Plant owners and managers – if rising labour costs made you think about robotisation, you surely know that it is a great solution if you want to improve product quality and keep costs under control. At the beginning, however, it requires considerable investments. The book will tell you what types of robots are available and where they can be used. You will find out what requirements they meet and what assumptions have to be made in order for them to be efficient and safe. With this knowledge, it will be easier for you to find a common language with an industrial robot integrator. Good communication is key to the successful implementation of robots suiting your real needs.
Or perhaps you are an employee of a factory where the first robot is being installed? Instead of being afraid of change, learn how to work safely with a new machine.
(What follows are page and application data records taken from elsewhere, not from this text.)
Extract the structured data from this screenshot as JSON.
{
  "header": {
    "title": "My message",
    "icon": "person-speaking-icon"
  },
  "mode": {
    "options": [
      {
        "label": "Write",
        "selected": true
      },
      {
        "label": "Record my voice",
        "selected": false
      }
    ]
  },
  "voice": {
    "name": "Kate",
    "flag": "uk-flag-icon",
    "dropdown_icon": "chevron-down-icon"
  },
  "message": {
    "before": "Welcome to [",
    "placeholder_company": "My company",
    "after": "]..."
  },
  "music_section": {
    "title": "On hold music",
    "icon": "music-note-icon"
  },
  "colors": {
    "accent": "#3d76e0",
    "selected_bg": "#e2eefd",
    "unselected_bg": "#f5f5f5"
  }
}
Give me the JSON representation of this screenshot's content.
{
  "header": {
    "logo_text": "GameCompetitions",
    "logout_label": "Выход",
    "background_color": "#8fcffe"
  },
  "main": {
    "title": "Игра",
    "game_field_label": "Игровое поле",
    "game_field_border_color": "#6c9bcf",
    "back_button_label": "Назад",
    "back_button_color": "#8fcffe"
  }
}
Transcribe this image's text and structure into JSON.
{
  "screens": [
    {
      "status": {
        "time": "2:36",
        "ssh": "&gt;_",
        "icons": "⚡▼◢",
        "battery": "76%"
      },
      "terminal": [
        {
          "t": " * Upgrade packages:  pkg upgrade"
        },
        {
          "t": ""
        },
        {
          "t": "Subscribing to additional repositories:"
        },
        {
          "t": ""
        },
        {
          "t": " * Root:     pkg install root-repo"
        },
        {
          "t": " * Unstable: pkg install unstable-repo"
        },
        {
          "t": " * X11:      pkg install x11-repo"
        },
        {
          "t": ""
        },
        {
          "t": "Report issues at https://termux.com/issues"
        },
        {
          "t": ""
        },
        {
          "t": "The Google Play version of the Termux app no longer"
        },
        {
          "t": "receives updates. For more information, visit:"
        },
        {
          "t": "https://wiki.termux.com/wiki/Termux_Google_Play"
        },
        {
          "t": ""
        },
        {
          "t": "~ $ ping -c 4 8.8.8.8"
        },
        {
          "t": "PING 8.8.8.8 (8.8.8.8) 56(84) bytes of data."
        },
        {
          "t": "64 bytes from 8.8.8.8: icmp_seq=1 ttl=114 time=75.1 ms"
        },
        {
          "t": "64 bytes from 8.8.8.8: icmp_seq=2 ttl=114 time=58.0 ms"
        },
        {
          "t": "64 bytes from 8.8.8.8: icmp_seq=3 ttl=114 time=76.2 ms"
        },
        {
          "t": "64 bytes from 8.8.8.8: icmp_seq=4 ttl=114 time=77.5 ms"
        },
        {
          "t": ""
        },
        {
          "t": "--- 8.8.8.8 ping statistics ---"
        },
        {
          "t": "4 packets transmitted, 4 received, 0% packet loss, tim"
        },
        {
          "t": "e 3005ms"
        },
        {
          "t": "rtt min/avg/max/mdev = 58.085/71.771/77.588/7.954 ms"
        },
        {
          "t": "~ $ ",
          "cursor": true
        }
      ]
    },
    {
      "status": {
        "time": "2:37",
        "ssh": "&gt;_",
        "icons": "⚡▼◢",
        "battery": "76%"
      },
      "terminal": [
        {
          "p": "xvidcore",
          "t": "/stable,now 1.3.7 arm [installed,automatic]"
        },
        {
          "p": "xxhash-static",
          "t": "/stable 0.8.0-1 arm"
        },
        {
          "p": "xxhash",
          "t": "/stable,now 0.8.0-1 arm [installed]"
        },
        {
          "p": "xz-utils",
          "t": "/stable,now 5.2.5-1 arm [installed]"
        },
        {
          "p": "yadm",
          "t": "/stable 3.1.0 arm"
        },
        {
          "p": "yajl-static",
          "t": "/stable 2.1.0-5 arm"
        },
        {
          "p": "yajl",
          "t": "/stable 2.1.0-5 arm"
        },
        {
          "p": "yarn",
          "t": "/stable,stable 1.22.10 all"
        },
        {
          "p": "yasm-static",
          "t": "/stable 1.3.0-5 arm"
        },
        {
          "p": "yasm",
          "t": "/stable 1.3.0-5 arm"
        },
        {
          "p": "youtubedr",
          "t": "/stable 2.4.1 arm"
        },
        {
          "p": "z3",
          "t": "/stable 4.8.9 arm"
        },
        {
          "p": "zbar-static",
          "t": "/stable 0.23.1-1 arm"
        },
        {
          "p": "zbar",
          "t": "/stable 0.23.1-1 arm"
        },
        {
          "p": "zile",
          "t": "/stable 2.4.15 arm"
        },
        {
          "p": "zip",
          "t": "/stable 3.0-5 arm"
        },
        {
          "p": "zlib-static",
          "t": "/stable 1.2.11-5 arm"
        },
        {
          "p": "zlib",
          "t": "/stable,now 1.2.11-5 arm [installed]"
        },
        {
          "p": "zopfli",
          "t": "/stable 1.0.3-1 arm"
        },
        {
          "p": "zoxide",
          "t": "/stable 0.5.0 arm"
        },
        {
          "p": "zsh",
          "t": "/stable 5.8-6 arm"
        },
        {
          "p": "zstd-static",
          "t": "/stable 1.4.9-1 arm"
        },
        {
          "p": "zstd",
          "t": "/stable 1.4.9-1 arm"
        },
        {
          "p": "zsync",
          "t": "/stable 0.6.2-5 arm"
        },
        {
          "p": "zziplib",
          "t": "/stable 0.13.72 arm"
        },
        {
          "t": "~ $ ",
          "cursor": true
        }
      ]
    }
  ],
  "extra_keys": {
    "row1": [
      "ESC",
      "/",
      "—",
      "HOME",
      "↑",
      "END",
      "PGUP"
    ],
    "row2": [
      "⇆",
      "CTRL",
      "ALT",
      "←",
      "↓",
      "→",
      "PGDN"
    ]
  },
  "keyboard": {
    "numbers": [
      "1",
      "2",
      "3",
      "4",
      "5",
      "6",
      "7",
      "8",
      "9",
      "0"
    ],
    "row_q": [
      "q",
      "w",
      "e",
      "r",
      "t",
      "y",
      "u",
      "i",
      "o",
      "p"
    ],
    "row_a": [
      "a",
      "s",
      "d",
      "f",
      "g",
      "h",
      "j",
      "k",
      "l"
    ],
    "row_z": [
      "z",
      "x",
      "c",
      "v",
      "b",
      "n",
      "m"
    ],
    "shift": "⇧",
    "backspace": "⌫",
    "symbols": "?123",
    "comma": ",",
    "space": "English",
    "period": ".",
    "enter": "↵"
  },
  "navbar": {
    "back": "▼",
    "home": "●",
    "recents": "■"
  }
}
Take advantage of this opportunity and gain qualifications that will give you a ticket to a better job perspective for the future. Instead of doing hard work, supervise the robot and make improvements to its work. The robots are very good at performing repetitive and accurate tasks, but their cognitive capabilities are still limited. Nowadays, more and more emphasis is placed on cooperation between robots and people. The position provided by the integrator is not always ideal. The opinion of an experienced employee who can find a common language with the robotic cell designers and robot programmers is invaluable.
Hi 👋 ! My name is Michał Gurgul, and I have been working with industrial robots for a decade now.
ABB, Comau, Fanuc, KUKA, Yaskawa – throughout my professional career, I have programmed hundreds of robots. I carry out projects for large automotive concerns on a daily basis: from the early simulation of a virtual model, to offline programming, to the commissioning and start of production.
Do you have a BMW, Mercedes, Volvo, Porsche or Lamborghini in your garage? I have worked for every single one of those brands. Perhaps your car was made by robots that I have programmed 😀
I believe that each of us can take matters into their own hands and enjoy a rewarding, well-paid job. My goal is to introduce you to the world of modern technology, which will allow you to develop professionally in the years to come.